Rushdi Said (1920 – 2013), the great geologist and Nile scholar known as the Father of the Nile;
the great ballet star and Cairo Opera House director Abdel-Moneim Kamel (1949 – 2013),
and the great vernacular poet Ahmed Fouad Negm (1929 – 2013) who Watani labelled “Raw Egyptian”.
The year came to a close with Egyptians preparing to vote on the approval of the new Constitution that confirmed Egypt as a civil State. The Preamble read:
“This is our constitution
“Egypt is the gift of the Nile to Egyptians, and the gift of Egyptians to humanity.

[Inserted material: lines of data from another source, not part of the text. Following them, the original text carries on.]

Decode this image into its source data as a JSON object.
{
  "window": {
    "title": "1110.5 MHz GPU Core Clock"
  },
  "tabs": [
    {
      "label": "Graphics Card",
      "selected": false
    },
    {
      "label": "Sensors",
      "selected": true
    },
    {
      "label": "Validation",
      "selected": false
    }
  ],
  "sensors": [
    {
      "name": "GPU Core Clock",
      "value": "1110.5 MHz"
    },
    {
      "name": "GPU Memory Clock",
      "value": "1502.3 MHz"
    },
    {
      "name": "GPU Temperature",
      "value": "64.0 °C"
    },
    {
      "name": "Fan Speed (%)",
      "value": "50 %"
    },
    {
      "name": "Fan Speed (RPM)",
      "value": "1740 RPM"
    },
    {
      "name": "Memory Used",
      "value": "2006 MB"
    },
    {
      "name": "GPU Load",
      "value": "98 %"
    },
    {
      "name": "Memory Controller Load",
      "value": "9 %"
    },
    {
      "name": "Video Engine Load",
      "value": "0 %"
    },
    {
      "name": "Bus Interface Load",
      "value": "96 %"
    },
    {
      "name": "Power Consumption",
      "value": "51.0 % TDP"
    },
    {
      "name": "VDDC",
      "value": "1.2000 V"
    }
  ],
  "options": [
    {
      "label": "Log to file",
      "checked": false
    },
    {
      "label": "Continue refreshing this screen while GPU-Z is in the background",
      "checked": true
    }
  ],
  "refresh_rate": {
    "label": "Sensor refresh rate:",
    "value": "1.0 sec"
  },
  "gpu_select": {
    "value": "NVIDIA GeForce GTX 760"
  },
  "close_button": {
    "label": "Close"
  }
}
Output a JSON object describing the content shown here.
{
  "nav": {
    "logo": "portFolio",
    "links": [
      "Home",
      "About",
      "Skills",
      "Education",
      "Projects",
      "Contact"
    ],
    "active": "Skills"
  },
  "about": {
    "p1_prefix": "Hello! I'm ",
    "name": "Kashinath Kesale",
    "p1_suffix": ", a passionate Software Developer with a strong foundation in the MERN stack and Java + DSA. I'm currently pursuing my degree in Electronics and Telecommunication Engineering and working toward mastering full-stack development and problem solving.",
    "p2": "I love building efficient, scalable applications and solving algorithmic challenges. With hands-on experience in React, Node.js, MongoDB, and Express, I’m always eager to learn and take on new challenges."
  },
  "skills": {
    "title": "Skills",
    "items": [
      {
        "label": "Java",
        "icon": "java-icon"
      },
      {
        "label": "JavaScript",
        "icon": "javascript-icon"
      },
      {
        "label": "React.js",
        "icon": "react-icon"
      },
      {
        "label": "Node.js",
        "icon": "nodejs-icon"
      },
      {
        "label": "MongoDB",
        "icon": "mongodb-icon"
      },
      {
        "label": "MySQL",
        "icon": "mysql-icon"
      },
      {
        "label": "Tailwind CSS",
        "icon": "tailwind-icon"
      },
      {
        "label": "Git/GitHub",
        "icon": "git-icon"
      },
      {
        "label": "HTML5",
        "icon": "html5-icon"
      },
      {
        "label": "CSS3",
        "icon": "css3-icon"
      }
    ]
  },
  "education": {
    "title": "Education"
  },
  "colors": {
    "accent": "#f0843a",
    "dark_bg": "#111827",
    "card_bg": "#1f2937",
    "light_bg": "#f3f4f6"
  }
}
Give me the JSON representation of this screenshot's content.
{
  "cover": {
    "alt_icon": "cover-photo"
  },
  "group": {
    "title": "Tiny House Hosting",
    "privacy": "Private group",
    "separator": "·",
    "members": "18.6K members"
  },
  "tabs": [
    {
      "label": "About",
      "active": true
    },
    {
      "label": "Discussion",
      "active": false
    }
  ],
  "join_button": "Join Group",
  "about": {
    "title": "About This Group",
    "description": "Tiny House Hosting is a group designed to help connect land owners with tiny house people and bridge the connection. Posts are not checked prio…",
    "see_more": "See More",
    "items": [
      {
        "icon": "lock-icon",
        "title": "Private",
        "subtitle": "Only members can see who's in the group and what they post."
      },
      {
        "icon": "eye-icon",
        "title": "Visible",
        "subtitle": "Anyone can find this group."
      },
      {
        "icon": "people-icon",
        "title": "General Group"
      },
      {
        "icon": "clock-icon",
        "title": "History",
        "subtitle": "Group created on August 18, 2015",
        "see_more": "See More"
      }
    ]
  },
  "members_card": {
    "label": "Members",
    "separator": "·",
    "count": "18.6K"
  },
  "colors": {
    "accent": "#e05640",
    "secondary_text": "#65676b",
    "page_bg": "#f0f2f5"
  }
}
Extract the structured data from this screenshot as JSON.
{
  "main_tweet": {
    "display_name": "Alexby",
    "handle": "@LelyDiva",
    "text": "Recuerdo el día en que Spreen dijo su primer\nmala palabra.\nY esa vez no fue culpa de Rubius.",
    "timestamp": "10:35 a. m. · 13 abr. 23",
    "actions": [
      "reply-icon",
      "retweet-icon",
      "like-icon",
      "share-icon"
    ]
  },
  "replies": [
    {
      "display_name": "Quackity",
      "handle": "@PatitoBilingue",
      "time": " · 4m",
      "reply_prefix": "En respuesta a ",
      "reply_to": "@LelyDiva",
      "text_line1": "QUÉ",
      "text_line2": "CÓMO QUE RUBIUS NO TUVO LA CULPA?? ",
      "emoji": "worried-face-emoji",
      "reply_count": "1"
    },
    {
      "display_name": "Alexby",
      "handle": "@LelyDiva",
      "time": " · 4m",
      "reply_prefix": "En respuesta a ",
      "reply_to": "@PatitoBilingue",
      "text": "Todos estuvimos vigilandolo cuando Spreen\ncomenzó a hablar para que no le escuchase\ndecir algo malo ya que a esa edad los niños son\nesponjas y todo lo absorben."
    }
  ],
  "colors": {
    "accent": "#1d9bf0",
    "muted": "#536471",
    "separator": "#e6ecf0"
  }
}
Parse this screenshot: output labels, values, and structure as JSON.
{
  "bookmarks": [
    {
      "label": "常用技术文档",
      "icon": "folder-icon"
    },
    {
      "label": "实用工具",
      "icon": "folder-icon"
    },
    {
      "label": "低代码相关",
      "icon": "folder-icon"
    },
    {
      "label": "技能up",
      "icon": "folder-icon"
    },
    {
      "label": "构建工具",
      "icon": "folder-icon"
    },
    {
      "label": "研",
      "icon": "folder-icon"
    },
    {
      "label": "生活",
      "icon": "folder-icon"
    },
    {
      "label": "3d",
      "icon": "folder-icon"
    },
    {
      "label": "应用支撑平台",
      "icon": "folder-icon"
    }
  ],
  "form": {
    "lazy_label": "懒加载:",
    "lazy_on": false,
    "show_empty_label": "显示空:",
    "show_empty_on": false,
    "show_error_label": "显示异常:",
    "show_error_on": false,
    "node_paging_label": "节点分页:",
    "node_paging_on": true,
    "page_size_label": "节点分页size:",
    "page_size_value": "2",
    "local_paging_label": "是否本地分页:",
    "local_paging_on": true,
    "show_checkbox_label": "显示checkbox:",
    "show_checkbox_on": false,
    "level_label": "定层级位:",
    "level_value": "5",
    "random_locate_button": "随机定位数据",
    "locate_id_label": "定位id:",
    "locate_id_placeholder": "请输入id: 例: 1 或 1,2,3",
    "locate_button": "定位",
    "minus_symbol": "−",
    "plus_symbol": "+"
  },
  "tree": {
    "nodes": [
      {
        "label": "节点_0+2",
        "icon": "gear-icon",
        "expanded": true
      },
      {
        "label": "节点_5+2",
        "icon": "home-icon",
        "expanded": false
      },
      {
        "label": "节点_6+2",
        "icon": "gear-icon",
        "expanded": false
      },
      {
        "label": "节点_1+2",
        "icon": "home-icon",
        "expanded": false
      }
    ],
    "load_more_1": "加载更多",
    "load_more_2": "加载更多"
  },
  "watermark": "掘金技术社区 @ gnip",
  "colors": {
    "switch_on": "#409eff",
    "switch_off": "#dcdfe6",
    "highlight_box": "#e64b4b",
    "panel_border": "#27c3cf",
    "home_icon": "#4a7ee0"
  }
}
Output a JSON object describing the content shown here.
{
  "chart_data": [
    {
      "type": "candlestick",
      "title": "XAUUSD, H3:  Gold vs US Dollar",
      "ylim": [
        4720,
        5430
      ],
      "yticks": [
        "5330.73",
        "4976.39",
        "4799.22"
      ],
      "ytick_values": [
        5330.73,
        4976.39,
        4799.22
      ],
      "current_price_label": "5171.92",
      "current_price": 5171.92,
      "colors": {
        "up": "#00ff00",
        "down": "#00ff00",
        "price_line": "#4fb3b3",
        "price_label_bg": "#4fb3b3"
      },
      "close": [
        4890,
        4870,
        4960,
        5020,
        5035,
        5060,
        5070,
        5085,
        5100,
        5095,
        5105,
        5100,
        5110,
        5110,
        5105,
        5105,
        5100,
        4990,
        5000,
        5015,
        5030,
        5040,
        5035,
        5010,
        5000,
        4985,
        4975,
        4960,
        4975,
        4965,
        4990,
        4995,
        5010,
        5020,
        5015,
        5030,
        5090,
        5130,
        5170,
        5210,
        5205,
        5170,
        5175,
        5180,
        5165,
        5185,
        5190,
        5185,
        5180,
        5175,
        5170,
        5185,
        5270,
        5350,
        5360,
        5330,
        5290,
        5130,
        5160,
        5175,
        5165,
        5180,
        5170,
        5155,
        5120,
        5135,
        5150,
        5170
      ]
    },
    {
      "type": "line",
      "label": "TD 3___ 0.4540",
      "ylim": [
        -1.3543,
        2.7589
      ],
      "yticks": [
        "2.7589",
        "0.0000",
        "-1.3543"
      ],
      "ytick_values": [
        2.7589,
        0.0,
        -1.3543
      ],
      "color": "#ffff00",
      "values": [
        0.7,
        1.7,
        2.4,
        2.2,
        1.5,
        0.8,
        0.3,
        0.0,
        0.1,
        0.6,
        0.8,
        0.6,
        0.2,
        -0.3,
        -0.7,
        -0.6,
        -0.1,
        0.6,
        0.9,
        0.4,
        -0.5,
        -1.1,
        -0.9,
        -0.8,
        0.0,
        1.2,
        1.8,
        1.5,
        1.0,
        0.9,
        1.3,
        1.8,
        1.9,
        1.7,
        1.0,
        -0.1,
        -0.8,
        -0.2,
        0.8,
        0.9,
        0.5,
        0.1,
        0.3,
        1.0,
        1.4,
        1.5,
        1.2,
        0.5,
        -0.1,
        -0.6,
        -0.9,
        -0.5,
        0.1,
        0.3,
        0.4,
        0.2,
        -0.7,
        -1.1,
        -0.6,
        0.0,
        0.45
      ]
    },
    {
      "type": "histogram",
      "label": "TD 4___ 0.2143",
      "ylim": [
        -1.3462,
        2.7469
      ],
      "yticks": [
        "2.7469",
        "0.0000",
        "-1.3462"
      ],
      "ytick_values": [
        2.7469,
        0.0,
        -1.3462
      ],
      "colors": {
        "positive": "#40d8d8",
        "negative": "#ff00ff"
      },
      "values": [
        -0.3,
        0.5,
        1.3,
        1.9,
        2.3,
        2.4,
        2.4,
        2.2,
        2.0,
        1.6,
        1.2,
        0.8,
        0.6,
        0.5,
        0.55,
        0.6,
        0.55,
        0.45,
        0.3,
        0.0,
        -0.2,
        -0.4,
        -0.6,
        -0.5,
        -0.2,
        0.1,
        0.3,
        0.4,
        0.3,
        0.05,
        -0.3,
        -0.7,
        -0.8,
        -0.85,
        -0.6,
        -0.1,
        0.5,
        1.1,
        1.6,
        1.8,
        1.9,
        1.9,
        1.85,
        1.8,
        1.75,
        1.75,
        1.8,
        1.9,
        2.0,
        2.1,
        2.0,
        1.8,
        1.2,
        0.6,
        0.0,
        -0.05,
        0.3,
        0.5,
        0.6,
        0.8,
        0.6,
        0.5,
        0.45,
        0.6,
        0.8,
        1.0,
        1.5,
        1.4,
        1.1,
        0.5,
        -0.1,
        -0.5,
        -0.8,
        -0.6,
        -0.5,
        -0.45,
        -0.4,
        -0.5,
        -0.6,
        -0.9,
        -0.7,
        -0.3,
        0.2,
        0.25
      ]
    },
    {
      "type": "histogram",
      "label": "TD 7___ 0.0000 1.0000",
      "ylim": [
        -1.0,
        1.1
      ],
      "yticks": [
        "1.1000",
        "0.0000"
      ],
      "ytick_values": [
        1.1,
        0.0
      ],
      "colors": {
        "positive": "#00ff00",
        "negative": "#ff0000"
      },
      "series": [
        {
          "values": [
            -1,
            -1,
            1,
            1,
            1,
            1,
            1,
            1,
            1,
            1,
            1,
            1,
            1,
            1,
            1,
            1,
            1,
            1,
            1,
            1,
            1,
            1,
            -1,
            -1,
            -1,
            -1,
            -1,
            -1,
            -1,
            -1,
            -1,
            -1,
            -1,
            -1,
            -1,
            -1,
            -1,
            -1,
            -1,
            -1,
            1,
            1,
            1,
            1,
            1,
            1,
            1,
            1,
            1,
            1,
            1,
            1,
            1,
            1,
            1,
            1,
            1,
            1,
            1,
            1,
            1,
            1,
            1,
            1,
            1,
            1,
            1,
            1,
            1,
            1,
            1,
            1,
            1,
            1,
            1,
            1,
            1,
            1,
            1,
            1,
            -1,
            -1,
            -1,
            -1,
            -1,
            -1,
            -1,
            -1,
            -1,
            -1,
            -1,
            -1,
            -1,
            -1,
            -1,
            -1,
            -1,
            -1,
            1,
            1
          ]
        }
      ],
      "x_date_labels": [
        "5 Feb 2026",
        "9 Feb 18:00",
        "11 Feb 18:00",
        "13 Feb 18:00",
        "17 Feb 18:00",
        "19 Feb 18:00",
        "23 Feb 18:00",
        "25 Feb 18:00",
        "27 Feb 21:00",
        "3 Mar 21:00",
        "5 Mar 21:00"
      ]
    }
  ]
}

“It is the heart of the world, by virtue of the originality of its location and history. It is the meeting point of cultures and civilisations. It is where Africa heads into the Mediterranean, and where the Nile flows to its mouth.
“This is Egypt, a timeless homeland for Egyptians; and a note of peace and love to all people.”
An Egyptian American wrote to Watani: “The splendour of the language of the Preamble has warmed my heart. We should be proud of ourselves, wipe our tears, stop beating our chests and move on to confidently meet the ever-young new Egypt waiting to embrace us again.”
On 5 January 2014, Watani International carried the headline of an article by Youssef Sidhom “A new dawn for Egypt”.
I here list the Watani reporters who did the great work of reporting on 2013, in alphabetical order: Marguerite Adel, Ikhlass Atallah, Lucy Awad, Samia Ayad, Mervat Ayoub, Nadia Barsoum, Ra’fat Edward, Katreen Faragallah, Robeir al-Faris, Mary Fikry, Tereza Hanna, Jenny Jobbins, Nevine Kameel, Fady Labib, Magdy Malak, Samira Mazahy, Mariam Mossaad, Adel Mounir, Lillian Nabil, Sherine Nader, Angele Reda, Mariam Rifaat, Georgette Sadeq, Victor Salama, Maged Samir, Injy Samy, Soliman Shafiq, Nader Shukry, Samia Sidhom, Nasser Sobhy, Michael Victor, Girgis Waheeb, Basma William
26 December 2021